P.S. Did you notice that the grafitti is gone? Three coats of Killz couldn't thwart it. It took a coat of shellac to entomb it forever in the walls! Now I have to hide the shellac marks and one coat of Killz hasn't quite done it.....

Thursday, June 01, 2006

More Auction Madness!

We spent another Sunday at Woods Auction this weekend. Deborah spent lots of money this time. We got a bunch of stuff for the house so we can't complain. The prices were better than fair. We feel that we did very well with our acquisitions.
First off, Deborah always wanted an Empire chest of drawers. We got this monster for $160.00.



The 4 foot level shows the scale. This thing is huge! It must weigh near 200 lbs without the drawers.We didn't realize how big it was until we put it in the bedroom. A neighbor helped me carry it up the stairs and we almost lost it near the top. We put a good ding in my finished door frame but considering that it almost went over the banister rail, that is an acceptable price to pay.

I took Elizabeth outside because she wanted to run around. After some 10 sprints across a field to a tree we went back in and found that Deborah had bought 5 Persian rugs. The largest one was 11' X 9' and cost the most at $275.00. These were wool/cotton rugs made in Iran. Worth alot more than what we were paying. Here is a picture with the 3 smallest ones laid out in the bedroom. The largest 2 are rolled up in the living room and covered with plastic until I am done with sanding the floor.



I actually spent $40.00 and bought this 4 pc. Eastlake parlor set that needs to be re-upholstered. That is a good rainy day project for the future.



We couldn't keep Elizabeth still until we bought her this metal pig (picture taken later at home).



After that she sat quietly on it for the rest of the auction with a huge smile on her face. I have since mounted it on a plywood board with a piece of galvanised pipe like a carousel animal. I would like to find a spring to mount it on for her. Probably the best $45.00 we spent!

There were a few other things we got but by far the best thing was this Victorian hanging library lamp which will go in the parlor.



It is all original but has been wired for electric. Which is fine by me. After I got it home, cleaned all the dust off of it and oiled the pull down chain mechanism I saw the B & H and what appears to be an 1860s patent date on the mechanism. (I will have to check that out some day.) This would indicate that it is a Bradley and Hubbard lamp. That makes it more valuable because it authenticates it's age. A reproduction lamp like this will cost some $400.00. We got it for less! This is probably a $1000.00 lamp. It won't be installed for a while though. We have to get the walls and ceiling painted first.

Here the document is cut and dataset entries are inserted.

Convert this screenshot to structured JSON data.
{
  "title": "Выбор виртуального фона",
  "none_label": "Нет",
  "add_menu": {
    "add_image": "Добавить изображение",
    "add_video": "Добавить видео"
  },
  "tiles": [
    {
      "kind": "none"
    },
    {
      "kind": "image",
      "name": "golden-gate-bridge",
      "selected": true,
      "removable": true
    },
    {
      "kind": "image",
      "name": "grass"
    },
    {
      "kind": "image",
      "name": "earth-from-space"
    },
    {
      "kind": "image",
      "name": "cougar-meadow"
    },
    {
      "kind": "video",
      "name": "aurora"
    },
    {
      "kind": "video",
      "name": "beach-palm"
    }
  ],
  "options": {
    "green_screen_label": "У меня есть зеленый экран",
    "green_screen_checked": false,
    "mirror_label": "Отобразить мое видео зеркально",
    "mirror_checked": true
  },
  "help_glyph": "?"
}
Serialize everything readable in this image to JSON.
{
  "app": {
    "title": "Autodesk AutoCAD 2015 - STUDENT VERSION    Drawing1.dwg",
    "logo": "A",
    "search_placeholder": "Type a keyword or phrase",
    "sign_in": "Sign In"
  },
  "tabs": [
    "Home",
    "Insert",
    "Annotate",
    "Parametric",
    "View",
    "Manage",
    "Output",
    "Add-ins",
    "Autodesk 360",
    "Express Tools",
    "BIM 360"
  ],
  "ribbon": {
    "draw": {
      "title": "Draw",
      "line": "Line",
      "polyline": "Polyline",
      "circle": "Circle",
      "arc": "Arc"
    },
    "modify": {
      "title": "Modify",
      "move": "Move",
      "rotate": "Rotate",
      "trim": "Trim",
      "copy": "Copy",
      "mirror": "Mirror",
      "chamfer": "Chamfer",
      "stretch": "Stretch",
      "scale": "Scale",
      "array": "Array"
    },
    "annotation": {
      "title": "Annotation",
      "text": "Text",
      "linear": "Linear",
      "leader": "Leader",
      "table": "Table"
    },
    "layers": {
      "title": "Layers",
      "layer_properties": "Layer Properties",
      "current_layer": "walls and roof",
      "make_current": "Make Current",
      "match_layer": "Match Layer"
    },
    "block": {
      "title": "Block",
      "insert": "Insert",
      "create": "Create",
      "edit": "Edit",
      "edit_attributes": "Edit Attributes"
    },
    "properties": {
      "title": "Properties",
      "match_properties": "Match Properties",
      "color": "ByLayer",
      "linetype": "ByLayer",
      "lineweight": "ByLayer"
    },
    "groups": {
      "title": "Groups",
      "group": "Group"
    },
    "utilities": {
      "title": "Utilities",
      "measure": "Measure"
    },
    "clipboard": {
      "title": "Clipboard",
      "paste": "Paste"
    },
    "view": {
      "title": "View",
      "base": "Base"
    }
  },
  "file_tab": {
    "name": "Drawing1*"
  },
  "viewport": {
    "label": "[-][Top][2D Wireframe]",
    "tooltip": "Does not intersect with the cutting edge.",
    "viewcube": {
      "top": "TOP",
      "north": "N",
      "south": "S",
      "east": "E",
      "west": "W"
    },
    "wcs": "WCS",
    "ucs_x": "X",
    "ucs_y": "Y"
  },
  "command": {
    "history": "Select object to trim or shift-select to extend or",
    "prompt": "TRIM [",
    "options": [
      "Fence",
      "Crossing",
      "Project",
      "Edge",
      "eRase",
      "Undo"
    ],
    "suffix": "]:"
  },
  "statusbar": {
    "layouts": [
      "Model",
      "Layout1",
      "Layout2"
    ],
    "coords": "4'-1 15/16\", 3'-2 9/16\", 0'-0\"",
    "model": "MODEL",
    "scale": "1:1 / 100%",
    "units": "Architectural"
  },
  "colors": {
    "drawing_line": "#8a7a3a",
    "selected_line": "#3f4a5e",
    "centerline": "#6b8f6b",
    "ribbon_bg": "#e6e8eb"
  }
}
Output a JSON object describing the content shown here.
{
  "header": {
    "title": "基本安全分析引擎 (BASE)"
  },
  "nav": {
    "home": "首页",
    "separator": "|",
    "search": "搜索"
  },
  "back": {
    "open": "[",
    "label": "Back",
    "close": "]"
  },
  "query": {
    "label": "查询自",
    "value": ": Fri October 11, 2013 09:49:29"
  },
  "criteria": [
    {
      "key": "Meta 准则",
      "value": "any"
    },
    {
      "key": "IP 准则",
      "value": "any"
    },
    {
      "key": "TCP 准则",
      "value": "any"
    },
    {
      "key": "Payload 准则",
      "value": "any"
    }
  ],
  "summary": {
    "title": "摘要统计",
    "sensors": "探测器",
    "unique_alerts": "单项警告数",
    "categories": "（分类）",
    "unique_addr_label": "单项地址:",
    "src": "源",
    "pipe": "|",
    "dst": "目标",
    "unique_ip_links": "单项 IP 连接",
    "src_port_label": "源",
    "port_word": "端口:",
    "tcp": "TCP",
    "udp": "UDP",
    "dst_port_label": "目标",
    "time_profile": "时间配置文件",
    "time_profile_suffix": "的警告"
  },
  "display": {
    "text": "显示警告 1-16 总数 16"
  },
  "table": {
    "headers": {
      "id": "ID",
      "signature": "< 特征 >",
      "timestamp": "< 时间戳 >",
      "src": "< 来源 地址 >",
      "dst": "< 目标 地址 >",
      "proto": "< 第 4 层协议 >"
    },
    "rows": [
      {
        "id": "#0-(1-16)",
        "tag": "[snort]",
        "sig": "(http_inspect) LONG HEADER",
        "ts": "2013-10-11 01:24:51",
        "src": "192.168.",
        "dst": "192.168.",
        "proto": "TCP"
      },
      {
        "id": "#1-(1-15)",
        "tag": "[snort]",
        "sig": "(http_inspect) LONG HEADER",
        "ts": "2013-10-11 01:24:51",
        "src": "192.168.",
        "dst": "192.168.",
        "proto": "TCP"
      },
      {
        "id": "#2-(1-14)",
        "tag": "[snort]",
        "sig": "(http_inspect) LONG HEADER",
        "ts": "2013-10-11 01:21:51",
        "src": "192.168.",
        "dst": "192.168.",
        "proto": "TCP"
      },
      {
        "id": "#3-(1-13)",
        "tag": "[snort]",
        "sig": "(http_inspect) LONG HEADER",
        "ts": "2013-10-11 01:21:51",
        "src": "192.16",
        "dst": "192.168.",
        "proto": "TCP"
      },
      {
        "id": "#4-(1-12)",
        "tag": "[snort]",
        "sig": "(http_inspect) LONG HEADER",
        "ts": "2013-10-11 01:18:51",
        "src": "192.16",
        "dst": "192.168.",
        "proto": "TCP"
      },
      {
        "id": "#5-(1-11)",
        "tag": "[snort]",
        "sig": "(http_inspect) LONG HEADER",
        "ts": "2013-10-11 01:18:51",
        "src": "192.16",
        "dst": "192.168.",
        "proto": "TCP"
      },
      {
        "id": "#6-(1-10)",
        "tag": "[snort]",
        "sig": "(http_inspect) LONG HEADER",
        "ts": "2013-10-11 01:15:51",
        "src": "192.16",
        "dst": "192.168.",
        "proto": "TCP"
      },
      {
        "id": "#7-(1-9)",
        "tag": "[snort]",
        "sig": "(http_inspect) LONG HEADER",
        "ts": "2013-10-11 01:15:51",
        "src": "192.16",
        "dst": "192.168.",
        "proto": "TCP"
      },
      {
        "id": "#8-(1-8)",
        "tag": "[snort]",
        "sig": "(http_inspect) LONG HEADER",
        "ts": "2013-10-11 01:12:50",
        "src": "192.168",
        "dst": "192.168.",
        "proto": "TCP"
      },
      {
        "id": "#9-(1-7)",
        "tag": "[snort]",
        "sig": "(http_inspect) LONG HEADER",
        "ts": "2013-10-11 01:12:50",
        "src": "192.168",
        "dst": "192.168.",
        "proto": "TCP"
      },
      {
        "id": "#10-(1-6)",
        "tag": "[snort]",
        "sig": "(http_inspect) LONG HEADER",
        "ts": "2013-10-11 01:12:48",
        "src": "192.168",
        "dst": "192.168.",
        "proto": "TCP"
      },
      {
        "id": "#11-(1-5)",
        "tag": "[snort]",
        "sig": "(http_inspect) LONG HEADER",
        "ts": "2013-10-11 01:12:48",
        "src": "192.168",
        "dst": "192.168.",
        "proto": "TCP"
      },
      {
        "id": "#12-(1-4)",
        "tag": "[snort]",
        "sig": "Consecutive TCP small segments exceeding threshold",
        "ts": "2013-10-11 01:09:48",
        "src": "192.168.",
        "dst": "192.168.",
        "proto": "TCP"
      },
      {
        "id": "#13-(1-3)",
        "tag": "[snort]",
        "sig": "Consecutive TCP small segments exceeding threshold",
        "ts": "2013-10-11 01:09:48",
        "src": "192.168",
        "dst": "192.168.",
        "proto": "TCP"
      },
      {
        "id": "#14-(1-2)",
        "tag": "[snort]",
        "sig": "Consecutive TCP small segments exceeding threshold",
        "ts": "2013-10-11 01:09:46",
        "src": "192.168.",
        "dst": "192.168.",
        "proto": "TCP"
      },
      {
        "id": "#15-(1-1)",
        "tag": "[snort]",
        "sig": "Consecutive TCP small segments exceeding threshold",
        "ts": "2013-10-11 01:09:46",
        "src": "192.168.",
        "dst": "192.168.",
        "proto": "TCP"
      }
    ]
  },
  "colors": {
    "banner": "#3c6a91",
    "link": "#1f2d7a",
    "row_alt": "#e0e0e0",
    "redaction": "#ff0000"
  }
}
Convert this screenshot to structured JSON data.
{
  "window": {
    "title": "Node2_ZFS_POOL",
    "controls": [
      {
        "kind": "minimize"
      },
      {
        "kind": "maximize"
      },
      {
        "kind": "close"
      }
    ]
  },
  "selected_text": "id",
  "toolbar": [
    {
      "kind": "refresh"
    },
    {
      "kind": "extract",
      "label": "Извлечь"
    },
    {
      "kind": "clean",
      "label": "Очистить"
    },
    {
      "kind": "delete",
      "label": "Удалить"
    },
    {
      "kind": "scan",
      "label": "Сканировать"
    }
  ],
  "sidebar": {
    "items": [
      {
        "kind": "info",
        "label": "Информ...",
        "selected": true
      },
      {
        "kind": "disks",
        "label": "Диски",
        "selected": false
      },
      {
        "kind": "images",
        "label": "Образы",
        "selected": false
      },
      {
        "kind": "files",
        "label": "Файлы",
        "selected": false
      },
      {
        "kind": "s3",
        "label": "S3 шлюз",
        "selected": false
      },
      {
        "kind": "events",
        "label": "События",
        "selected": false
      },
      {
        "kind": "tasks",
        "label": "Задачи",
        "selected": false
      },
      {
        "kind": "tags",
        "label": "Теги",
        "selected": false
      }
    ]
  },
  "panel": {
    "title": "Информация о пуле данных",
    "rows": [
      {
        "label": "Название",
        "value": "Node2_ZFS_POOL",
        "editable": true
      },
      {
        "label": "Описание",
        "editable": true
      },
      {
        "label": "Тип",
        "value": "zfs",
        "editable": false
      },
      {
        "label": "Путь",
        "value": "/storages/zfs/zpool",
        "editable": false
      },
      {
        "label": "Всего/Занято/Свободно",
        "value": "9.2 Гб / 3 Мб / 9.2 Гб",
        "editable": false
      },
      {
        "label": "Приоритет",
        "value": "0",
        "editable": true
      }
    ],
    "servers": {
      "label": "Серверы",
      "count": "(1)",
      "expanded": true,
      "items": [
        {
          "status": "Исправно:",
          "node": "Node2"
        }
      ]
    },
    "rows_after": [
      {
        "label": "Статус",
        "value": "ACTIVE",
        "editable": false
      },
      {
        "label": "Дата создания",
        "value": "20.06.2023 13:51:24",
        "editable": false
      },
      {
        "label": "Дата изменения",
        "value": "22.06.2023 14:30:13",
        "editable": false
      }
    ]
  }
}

We have been looking at these for 5 years and quite expected to pay at least $700 for one if we wanted it bad enough. Never thought we would get a Bradley and Hubbard though! We now have most of the lighting purchased for the Crackhouse. Most of it was bought at flea markets and auctions.